[App and web page records]
━━━━━━━━

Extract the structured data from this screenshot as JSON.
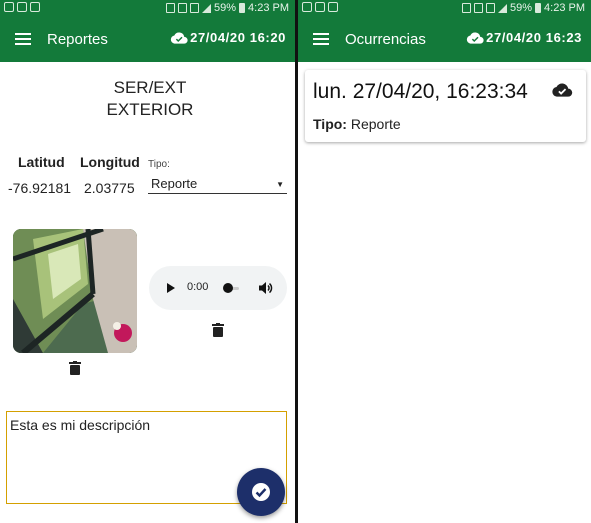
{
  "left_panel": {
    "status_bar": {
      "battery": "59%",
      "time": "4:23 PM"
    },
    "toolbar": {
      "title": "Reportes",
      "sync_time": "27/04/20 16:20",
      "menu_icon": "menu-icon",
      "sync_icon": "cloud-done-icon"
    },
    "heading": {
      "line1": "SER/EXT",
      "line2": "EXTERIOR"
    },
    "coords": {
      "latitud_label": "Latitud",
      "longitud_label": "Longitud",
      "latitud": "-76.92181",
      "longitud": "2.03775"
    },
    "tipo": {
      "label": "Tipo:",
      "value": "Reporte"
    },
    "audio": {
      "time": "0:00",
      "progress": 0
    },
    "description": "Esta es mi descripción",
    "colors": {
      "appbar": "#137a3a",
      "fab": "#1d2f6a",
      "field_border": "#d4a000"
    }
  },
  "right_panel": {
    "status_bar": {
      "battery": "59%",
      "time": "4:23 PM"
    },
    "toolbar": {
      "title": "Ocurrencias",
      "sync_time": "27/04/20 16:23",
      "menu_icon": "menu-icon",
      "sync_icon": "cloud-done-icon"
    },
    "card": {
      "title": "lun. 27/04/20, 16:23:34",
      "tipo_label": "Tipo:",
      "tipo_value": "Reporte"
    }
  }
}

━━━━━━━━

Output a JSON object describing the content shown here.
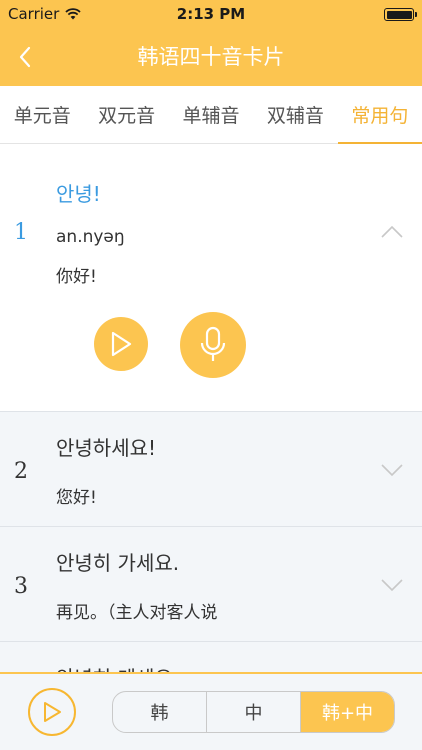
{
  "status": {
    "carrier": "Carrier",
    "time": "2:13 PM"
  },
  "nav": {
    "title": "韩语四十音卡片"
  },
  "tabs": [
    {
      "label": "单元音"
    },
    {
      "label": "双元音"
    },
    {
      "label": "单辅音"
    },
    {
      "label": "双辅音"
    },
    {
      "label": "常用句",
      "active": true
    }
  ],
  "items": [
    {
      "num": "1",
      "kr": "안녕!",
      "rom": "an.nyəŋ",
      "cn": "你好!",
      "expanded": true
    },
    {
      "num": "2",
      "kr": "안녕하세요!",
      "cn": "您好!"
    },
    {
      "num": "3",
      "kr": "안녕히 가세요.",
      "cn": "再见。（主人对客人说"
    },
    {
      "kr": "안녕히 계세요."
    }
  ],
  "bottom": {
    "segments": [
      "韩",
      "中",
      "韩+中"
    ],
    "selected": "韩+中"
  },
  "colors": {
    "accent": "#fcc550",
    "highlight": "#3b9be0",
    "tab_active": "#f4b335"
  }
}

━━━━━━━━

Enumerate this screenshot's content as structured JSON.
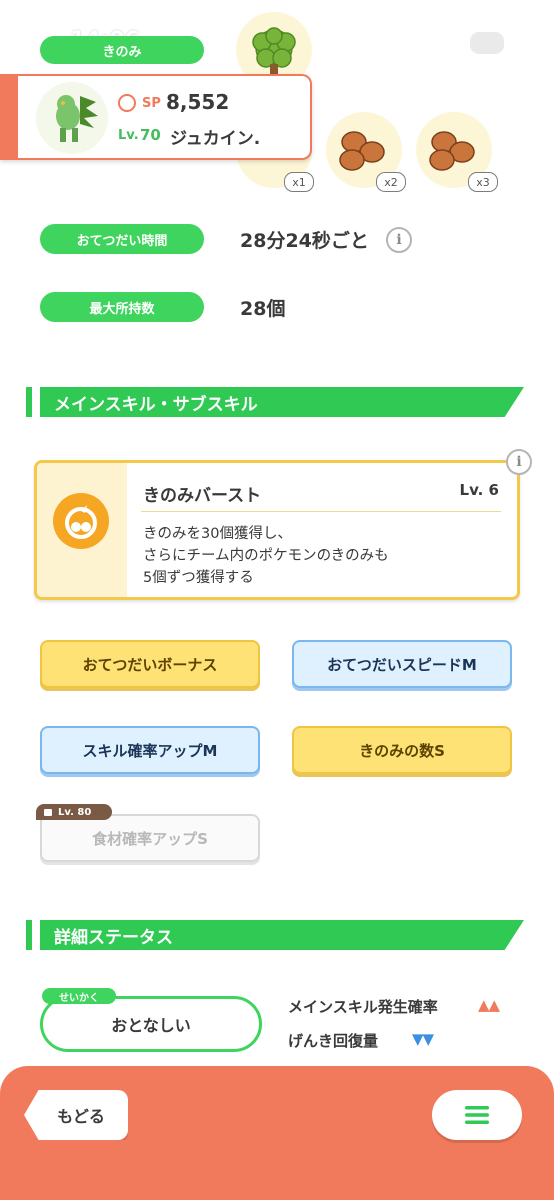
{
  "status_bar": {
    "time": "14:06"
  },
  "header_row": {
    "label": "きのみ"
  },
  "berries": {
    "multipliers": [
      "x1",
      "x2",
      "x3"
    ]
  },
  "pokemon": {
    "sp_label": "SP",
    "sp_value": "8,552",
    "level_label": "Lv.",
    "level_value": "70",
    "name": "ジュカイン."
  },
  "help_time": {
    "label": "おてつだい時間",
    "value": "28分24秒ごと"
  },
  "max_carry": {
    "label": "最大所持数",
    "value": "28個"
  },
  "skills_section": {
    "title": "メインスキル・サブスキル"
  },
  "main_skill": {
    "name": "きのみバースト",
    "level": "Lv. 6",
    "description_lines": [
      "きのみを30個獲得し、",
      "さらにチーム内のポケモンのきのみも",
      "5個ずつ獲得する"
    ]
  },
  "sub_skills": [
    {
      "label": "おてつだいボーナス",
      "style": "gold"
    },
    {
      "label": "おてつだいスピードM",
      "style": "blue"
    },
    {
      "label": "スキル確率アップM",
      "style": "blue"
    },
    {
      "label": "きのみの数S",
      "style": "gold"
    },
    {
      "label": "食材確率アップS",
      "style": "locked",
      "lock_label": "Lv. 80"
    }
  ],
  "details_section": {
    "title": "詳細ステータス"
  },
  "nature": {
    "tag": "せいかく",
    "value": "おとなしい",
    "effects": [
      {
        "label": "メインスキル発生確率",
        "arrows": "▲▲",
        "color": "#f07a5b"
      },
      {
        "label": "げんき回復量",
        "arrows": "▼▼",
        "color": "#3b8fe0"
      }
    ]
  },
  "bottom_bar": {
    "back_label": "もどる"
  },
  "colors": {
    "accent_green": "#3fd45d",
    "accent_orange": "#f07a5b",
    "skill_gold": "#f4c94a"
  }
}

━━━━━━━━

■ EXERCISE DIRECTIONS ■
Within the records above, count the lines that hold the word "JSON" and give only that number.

■ SOLUTION ■
3